═══ Exercise input ═══
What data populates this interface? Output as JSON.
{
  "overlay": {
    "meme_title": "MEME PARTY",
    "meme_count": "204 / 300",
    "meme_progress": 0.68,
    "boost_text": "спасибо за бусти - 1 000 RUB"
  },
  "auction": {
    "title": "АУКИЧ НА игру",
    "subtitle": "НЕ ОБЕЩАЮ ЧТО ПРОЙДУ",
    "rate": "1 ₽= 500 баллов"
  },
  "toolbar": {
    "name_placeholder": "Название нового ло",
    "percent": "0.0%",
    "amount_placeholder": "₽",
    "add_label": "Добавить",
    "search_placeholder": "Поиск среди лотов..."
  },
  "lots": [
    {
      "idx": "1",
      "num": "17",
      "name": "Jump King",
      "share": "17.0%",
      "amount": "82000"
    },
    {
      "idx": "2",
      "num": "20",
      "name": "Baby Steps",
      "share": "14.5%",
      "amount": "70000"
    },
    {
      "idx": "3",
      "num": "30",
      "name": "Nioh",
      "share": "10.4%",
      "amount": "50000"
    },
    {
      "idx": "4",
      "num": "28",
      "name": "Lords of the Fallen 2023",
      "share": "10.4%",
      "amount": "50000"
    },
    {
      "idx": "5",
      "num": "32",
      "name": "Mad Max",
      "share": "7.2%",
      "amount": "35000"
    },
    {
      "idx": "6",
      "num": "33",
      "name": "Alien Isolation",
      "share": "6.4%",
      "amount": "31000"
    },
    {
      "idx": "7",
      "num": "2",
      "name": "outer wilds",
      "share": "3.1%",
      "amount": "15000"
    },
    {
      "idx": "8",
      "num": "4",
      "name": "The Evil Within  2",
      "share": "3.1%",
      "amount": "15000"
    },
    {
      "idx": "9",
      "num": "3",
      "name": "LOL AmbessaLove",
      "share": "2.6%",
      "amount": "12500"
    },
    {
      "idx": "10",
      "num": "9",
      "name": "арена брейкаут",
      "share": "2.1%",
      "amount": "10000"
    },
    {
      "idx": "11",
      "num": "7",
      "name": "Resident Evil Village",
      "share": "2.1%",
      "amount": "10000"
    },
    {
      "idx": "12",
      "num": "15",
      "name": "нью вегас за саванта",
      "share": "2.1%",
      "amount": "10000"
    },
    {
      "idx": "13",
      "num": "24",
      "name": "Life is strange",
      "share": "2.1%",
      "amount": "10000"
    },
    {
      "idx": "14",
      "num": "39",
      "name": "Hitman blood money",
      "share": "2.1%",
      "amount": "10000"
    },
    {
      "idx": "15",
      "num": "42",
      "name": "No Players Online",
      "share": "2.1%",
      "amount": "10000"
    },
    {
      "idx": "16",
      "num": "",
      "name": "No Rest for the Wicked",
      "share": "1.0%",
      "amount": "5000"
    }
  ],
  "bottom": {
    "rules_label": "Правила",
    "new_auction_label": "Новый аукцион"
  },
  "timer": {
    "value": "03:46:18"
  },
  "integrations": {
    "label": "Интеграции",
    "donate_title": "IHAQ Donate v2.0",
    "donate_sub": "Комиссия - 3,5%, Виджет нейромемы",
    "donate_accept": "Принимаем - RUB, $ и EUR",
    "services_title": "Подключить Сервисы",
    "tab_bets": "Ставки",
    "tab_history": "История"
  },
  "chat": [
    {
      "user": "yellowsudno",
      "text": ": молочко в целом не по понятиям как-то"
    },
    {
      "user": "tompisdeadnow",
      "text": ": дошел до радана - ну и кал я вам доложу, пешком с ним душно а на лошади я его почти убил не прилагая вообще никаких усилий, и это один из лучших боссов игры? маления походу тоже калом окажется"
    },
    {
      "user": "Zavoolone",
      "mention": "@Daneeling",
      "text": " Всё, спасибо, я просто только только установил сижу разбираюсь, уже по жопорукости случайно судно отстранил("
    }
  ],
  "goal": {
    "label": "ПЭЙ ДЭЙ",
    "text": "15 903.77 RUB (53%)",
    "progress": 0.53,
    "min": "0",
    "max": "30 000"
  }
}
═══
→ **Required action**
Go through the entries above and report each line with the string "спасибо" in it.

→ **Solution to this problem**
    "boost_text": "спасибо за бусти - 1 000 RUB"
      "text": " Всё, спасибо, я просто только только установил сижу разбираюсь, уже по жопорукости случайно судно отстранил("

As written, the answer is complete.